37, a Sonnet by Katie Ford

From Her New Collection, If You Have To Go

By  Katie Ford

If every stanza is a room, as the Italian definition for “stanza” tells us, then a stanzaic poem might become a home. If 39 sonnets numbered the years of my life when I began composing If You Have to Go, then might I have made a transformed life in which to dwell? 

Poems want to inhabit us, but they are lonesome, too. A poem wants to become the inhabitance, the dwelling place of those of us wrenched and made anew by its nowhere-else power. The sonnet sequence that dominates If You Have to Go taught me, via lines I laid down daily in the terrible predawn hours of sleepless months, that my marriage was too distant—for both of us—to bear. I allowed the sonnets to say this in their own encoded speech, since I wasn’t yet ready to state things blatantly. I also feared the writing might be read before I was sure of what would come next in my life, although my husband was not the rifling type. My instinct toward him was more protective than that; I didn’t want him to read any deliberately transparent lines at the heights of our mutual ache. So I relied on oblique angles and dreamscape figuration to shroud language enough so that if it were to be found, it would maintain its own privacy. Once I began writing this way, saying, in the first sonnet, “Empty with me, though here I am, I saw/ some soul set my meal with dream,” the course was charted. So I got out of its way. And burrowed into my poems’ many rooms, which I open now to the reader, privacy to privacy. 

–Katie Ford, July 2018

Article continues after advertisement

37

Over my home I rise on a trembling
wood-and-rope bridge. Sundown comes
in light-light red, lamps hung now in my hair
alight one question into the air:

Home, I made you best I could,
please don’t break again beneath me?
I beat heavily upon my life until it gave.
As for prices, I’ve paid and paid.

All the while I cut the tiniest chairs,
a thimble ship, rice-paper walls
and Japanese fans cut from receipts
no wider than a little girl’s nail.

Upon them I drew hills of wild plum, then
a hover of birds.

__________________________________

Katie Ford, “37,” from If You Have To Go. Copyright © 2018 by Katie Ford.
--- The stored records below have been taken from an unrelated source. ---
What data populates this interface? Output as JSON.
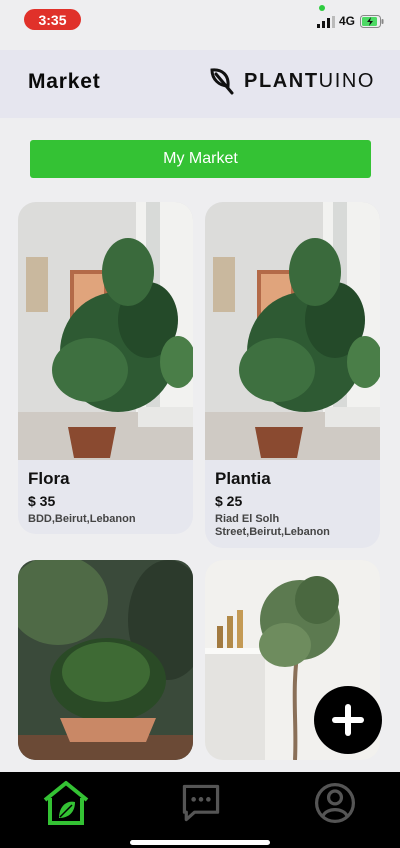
{
  "status_bar": {
    "time": "3:35",
    "network": "4G",
    "time_pill_color": "#e0312a"
  },
  "header": {
    "title": "Market",
    "logo_strong": "PLANT",
    "logo_light": "UINO"
  },
  "my_market_button": {
    "label": "My Market",
    "color": "#34c234"
  },
  "listings": [
    {
      "name": "Flora",
      "price": "$ 35",
      "location": "BDD,Beirut,Lebanon"
    },
    {
      "name": "Plantia",
      "price": "$ 25",
      "location": "Riad El Solh Street,Beirut,Lebanon"
    }
  ],
  "fab": {
    "icon": "plus-icon"
  },
  "bottom_nav": {
    "items": [
      {
        "icon": "home-icon",
        "active": true,
        "active_color": "#34c234"
      },
      {
        "icon": "chat-icon",
        "active": false
      },
      {
        "icon": "profile-icon",
        "active": false
      }
    ]
  }
}
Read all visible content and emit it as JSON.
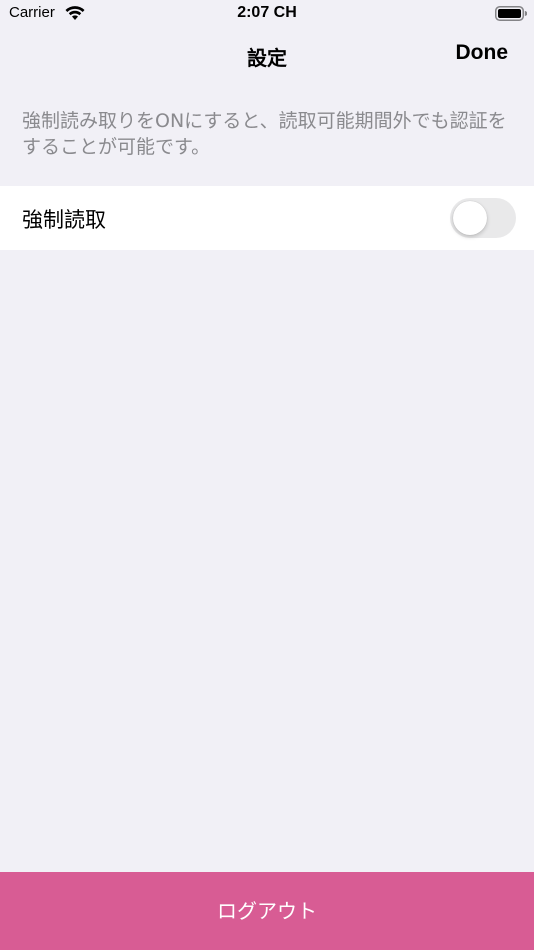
{
  "status_bar": {
    "carrier": "Carrier",
    "time": "2:07 CH",
    "wifi_icon": "wifi-icon",
    "battery_icon": "battery-icon"
  },
  "nav": {
    "title": "設定",
    "done_label": "Done"
  },
  "settings": {
    "description": "強制読み取りをONにすると、読取可能期間外でも認証をすることが可能です。",
    "force_read_label": "強制読取",
    "force_read_enabled": false
  },
  "footer": {
    "logout_label": "ログアウト"
  },
  "colors": {
    "background": "#f1f0f6",
    "logout_button": "#d85c94",
    "toggle_off": "#e9e9ea",
    "secondary_text": "#8a8a8e"
  }
}
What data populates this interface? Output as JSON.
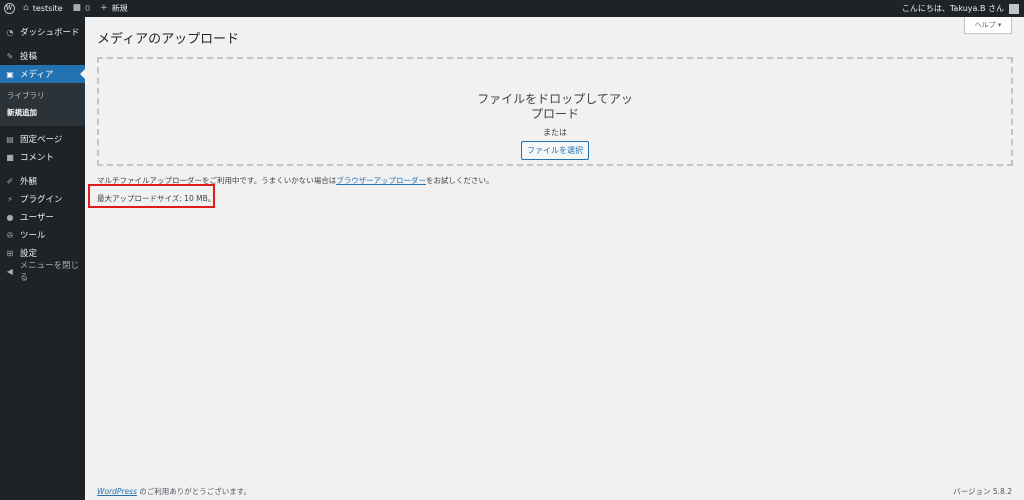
{
  "adminbar": {
    "site_name": "testsite",
    "comments_count": "0",
    "new_label": "新規",
    "greeting": "こんにちは、Takuya.B さん"
  },
  "sidebar": {
    "dashboard": "ダッシュボード",
    "posts": "投稿",
    "media": "メディア",
    "media_sub": [
      "ライブラリ",
      "新規追加"
    ],
    "pages": "固定ページ",
    "comments": "コメント",
    "appearance": "外観",
    "plugins": "プラグイン",
    "users": "ユーザー",
    "tools": "ツール",
    "settings": "設定",
    "collapse": "メニューを閉じる"
  },
  "header": {
    "help_label": "ヘルプ ▾",
    "title": "メディアのアップロード"
  },
  "dropzone": {
    "title": "ファイルをドロップしてアップロード",
    "or_label": "または",
    "select_button": "ファイルを選択"
  },
  "info": {
    "uploader_text_pre": "マルチファイルアップローダーをご利用中です。うまくいかない場合は",
    "uploader_link": "ブラウザーアップローダー",
    "uploader_text_post": "をお試しください。",
    "max_size": "最大アップロードサイズ: 10 MB。"
  },
  "footer": {
    "link": "WordPress",
    "thanks": " のご利用ありがとうございます。",
    "version": "バージョン 5.8.2"
  },
  "colors": {
    "accent": "#2271b1",
    "adminbar_bg": "#1d2327",
    "highlight_box": "#e21c1c"
  }
}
Reprinted with the permission of Graywolf Press, Minneapolis, Minnesota, www.graywolfpress.org

*

The preceding is from the Freeman’s channel at Literary Hub, which features excerpts from the print editions of Freeman’s, along with supplementary writing from contributors past, present and future. The latest issue of Freeman’s, a special edition featuring 29 of the best emerging writers from around the world, is available now.

Katie Ford
Katie Ford
Katie Ford is the author of If You Have to Go and three previous poetry collections: Blood Lyrics, named a finalist for the Los Angeles Times Book Prize; Colosseum, recognized as a “Best Book of the Year” by Publishers Weekly and the Virginia Quarterly Review; and Deposition. The recipient of a Lannan Literary Fellowship and the Larry Levis Reading Prize, she teaches at the University of California, Riverside.





More Story
When Your Imposter Syndrome is
Out of Control
“It’s hard to write a memoir about self-doubt when you’re plagued with self-doubt.” I've spoken these words into...